Dataset excerpts
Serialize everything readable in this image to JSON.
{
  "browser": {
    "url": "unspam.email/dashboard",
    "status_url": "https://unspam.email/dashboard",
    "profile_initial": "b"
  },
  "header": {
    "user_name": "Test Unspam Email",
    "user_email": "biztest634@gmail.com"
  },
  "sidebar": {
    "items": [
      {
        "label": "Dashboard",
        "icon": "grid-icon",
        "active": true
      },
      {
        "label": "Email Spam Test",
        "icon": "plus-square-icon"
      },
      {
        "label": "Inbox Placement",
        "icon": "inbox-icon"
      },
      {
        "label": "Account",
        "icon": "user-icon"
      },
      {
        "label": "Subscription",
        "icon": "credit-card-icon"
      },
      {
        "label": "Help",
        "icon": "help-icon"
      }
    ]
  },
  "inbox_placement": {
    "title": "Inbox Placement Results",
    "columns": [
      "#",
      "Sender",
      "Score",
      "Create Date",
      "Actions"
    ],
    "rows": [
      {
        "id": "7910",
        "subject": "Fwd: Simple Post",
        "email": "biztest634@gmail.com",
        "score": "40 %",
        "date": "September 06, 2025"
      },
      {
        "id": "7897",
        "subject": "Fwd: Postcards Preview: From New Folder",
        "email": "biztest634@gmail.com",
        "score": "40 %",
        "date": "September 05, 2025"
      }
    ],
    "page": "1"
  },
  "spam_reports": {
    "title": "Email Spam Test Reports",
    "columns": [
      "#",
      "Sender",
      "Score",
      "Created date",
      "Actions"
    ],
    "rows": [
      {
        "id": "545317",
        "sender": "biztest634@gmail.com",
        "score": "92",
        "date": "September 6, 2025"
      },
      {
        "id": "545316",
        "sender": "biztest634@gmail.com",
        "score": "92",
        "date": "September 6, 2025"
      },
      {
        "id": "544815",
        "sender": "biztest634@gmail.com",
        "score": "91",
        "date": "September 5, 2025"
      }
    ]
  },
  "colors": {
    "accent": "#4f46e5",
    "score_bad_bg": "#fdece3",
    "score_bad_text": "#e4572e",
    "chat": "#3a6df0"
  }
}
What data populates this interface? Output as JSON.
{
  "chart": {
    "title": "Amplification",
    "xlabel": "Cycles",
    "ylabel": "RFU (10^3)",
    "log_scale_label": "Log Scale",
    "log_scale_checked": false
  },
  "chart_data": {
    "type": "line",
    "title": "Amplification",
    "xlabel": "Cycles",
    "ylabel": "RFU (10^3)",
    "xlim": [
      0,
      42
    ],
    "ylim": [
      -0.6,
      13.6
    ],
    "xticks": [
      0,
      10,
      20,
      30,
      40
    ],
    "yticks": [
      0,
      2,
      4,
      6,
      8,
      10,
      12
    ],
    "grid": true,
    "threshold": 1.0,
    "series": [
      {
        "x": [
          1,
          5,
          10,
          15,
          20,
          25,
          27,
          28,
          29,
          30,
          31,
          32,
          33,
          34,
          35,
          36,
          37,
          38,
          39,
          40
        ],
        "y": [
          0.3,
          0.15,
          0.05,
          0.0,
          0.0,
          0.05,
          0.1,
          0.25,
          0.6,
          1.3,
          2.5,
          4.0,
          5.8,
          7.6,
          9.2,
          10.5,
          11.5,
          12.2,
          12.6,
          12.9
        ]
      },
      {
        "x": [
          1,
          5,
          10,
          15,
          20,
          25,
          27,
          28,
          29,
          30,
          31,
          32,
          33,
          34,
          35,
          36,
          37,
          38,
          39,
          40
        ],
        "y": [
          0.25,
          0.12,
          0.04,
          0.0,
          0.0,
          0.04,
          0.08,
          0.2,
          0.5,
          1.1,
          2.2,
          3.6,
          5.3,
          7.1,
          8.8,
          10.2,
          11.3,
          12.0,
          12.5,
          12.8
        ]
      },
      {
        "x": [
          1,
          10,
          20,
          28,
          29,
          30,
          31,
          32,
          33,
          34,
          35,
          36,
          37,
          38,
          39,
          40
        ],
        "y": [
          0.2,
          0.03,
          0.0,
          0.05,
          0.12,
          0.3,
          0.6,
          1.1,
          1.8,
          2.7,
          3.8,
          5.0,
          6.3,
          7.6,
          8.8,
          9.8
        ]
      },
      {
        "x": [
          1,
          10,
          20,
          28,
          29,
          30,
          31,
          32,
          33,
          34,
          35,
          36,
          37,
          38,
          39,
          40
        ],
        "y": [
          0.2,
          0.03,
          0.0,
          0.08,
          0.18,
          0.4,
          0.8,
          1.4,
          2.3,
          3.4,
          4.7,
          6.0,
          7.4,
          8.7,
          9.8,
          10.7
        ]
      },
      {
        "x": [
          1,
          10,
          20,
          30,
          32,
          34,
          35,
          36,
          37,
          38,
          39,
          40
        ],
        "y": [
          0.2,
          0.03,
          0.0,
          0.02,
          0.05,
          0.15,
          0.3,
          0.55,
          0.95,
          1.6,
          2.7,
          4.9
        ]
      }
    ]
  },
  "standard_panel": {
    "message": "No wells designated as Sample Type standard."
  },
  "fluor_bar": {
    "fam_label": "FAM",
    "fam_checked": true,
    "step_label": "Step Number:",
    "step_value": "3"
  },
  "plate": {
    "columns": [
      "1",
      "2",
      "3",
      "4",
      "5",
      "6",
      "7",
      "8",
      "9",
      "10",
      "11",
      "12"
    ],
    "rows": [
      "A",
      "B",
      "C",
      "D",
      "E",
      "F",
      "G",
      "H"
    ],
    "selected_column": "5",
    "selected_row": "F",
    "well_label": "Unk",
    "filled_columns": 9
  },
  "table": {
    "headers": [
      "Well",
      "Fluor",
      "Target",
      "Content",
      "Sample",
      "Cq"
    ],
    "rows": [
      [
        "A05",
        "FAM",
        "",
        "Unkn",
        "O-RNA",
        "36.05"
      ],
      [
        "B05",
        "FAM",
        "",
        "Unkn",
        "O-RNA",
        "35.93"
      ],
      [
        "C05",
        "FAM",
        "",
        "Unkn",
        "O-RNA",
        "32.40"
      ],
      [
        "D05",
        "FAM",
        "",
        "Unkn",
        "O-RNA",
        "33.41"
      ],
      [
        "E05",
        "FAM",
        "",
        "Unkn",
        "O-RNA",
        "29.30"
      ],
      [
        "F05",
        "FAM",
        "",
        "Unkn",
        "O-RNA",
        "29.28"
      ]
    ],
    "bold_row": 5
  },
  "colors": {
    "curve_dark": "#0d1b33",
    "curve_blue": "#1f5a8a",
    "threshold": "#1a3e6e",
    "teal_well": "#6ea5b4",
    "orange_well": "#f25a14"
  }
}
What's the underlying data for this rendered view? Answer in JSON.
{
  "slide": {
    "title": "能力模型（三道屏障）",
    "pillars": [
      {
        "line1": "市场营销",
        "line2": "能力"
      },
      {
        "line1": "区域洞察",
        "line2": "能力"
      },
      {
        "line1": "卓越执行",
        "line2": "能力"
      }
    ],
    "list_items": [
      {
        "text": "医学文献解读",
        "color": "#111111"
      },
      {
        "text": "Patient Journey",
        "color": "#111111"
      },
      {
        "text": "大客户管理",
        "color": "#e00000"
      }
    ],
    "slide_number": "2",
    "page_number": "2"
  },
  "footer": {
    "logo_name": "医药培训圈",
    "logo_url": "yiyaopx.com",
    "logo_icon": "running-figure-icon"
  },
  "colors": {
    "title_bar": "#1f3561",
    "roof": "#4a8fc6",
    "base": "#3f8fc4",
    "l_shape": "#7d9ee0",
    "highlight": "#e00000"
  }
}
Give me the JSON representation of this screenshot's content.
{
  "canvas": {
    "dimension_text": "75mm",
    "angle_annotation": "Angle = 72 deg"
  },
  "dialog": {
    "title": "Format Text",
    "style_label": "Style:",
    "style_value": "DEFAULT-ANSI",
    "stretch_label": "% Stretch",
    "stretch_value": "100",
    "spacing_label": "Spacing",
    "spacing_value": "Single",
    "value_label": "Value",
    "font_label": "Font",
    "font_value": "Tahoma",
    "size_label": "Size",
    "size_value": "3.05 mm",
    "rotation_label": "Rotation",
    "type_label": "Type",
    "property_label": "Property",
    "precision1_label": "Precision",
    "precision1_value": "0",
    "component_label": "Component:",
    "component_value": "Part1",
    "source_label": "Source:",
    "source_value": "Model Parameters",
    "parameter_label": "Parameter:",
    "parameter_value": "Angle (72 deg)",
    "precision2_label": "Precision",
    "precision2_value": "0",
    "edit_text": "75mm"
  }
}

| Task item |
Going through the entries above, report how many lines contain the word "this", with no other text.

| Task result |
4